* _Data for analysis_:
▬▬▬

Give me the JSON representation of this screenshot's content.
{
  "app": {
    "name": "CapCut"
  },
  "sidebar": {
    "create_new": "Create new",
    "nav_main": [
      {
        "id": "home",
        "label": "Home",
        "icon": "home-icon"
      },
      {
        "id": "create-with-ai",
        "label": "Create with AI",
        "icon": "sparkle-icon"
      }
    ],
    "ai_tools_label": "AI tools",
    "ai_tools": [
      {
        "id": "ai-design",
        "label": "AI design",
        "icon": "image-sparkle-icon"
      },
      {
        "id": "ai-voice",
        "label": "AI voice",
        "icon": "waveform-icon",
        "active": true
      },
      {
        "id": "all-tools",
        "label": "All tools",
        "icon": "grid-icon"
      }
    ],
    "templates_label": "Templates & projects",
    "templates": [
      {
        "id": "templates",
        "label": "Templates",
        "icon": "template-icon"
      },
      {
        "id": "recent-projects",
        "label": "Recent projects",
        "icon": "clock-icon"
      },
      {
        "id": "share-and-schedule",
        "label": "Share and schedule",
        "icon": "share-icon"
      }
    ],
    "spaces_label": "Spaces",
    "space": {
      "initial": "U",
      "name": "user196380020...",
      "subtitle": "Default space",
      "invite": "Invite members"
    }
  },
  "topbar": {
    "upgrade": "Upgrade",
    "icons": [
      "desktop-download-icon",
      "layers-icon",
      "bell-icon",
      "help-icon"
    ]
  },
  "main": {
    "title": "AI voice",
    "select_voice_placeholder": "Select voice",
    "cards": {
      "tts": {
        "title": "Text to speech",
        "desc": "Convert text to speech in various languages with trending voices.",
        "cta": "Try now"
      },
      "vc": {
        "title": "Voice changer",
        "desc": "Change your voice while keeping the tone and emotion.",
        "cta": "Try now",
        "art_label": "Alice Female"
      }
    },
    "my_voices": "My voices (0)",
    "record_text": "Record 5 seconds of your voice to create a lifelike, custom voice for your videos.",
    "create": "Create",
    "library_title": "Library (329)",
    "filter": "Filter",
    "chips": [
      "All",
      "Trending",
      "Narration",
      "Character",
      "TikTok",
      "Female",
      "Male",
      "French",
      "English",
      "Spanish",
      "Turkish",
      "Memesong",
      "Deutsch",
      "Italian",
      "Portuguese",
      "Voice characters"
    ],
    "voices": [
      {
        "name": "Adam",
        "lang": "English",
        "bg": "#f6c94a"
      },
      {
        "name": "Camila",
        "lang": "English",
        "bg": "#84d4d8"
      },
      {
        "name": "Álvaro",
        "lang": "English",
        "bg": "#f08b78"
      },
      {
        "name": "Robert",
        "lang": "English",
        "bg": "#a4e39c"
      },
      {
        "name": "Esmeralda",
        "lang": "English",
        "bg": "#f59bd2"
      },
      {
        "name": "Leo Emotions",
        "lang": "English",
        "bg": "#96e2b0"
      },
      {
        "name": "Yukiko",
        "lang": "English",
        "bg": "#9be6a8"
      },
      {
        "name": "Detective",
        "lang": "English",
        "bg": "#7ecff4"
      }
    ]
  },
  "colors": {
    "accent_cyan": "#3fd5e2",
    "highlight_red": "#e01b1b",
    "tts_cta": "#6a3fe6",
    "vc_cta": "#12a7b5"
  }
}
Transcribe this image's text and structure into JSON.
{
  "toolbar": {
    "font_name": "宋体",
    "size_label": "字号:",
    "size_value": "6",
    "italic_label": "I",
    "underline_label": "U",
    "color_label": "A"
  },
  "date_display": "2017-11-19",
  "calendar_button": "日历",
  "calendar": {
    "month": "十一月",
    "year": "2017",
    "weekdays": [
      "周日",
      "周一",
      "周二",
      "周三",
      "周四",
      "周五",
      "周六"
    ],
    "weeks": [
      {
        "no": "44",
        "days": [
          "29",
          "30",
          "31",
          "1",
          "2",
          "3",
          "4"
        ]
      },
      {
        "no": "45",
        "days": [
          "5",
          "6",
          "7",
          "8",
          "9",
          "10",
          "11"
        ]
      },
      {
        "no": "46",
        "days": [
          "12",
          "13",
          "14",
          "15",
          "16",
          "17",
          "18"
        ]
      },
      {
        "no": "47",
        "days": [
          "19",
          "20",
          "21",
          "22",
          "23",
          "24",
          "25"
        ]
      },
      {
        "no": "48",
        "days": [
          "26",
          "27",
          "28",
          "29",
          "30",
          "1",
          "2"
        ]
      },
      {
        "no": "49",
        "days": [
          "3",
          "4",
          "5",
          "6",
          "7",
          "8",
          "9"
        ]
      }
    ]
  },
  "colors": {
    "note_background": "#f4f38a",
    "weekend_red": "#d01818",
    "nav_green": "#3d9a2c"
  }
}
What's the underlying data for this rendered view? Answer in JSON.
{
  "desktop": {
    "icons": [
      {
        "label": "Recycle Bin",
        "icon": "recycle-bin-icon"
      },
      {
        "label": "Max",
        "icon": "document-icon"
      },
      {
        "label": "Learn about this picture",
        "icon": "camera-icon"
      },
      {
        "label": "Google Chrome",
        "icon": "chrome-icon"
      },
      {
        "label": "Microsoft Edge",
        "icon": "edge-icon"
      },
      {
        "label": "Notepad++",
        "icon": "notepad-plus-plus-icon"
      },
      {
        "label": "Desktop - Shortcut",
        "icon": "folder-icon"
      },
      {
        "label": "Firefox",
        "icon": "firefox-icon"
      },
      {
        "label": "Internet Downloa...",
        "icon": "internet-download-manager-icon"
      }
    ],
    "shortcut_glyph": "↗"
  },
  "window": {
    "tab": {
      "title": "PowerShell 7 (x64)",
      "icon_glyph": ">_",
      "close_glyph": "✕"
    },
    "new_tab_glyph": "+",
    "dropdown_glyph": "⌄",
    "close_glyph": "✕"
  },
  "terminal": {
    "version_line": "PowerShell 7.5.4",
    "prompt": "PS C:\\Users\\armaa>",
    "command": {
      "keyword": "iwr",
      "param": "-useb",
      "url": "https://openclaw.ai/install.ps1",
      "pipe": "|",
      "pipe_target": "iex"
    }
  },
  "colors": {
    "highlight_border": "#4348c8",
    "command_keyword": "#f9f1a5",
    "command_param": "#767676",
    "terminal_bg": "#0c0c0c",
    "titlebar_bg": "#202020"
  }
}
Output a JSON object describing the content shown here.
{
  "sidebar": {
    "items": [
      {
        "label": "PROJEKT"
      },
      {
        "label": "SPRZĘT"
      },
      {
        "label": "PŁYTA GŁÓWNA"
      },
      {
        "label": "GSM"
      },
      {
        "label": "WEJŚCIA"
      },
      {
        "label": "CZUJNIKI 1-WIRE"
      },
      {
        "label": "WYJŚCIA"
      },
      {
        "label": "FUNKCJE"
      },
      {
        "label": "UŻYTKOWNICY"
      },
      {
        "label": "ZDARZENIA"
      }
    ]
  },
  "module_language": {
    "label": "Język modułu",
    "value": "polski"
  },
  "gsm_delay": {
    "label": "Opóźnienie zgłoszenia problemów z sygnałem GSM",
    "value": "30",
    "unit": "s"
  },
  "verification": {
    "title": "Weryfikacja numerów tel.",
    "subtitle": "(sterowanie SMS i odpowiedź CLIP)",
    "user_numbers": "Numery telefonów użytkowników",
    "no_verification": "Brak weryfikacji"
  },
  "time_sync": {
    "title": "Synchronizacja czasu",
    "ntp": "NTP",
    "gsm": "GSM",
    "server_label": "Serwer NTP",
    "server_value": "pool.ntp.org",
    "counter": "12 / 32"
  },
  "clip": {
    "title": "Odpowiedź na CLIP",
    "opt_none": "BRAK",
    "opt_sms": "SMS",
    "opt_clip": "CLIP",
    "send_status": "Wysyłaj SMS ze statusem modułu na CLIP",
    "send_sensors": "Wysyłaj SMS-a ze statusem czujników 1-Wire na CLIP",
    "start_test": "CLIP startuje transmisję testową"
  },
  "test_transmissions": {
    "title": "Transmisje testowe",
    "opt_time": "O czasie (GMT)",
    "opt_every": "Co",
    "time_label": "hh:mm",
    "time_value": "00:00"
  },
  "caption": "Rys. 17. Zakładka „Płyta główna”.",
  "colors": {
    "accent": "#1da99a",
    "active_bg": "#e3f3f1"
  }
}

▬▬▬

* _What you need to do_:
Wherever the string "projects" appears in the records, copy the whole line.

* _Solution to the exercise_:
    "templates_label": "Templates & projects",
        "id": "recent-projects",
        "label": "Recent projects",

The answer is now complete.